*What to do*
For the data below, work out the number of lines containing the string "title" and answer with that number only.

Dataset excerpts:
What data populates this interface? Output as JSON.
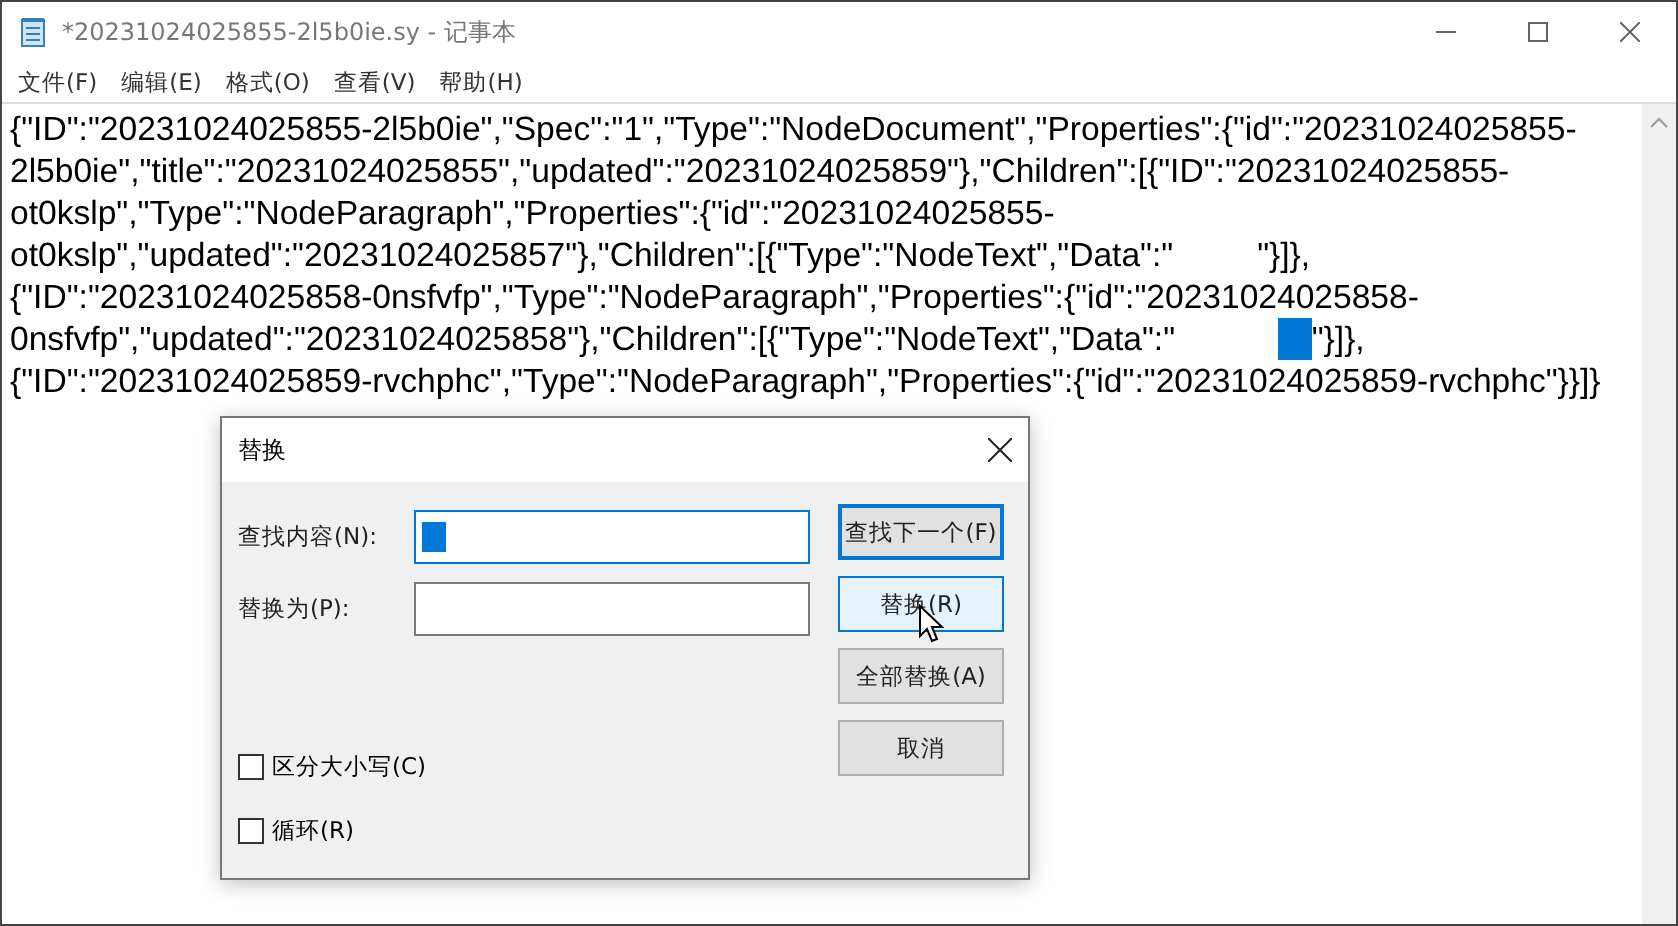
{
  "window": {
    "title": "*20231024025855-2l5b0ie.sy - 记事本"
  },
  "menu": [
    "文件(F)",
    "编辑(E)",
    "格式(O)",
    "查看(V)",
    "帮助(H)"
  ],
  "editor": {
    "lines": [
      {
        "text": "{\"ID\":\"20231024025855-2l5b0ie\",\"Spec\":\"1\",\"Type\":\"NodeDocument\",\"Properties\":{\"id\":\"20231024025855-",
        "selected_blank": false
      },
      {
        "text": "2l5b0ie\",\"title\":\"20231024025855\",\"updated\":\"20231024025859\"},\"Children\":[{\"ID\":\"20231024025855-",
        "selected_blank": false
      },
      {
        "text": "ot0kslp\",\"Type\":\"NodeParagraph\",\"Properties\":{\"id\":\"20231024025855-",
        "selected_blank": false
      },
      {
        "text": "ot0kslp\",\"updated\":\"20231024025857\"},\"Children\":[{\"Type\":\"NodeText\",\"Data\":\"         \"}]},",
        "selected_blank": false
      },
      {
        "text": "{\"ID\":\"20231024025858-0nsfvfp\",\"Type\":\"NodeParagraph\",\"Properties\":{\"id\":\"20231024025858-",
        "selected_blank": false
      },
      {
        "text": "0nsfvfp\",\"updated\":\"20231024025858\"},\"Children\":[{\"Type\":\"NodeText\",\"Data\":\"           ",
        "selected_blank": true,
        "text_after": "\"}]},"
      },
      {
        "text": "{\"ID\":\"20231024025859-rvchphc\",\"Type\":\"NodeParagraph\",\"Properties\":{\"id\":\"20231024025859-rvchphc\"}}]}",
        "selected_blank": false
      }
    ]
  },
  "dialog": {
    "title": "替换",
    "fields": [
      {
        "label": "查找内容(N):",
        "selected_blank": true,
        "focused": true
      },
      {
        "label": "替换为(P):",
        "selected_blank": false,
        "focused": false
      }
    ],
    "buttons": [
      {
        "label": "查找下一个(F)",
        "default": true,
        "hovered": false
      },
      {
        "label": "替换(R)",
        "default": false,
        "hovered": true
      },
      {
        "label": "全部替换(A)",
        "default": false,
        "hovered": false
      },
      {
        "label": "取消",
        "default": false,
        "hovered": false
      }
    ],
    "checkboxes": [
      {
        "label": "区分大小写(C)",
        "checked": false
      },
      {
        "label": "循环(R)",
        "checked": false
      }
    ]
  }
}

*Written response*
3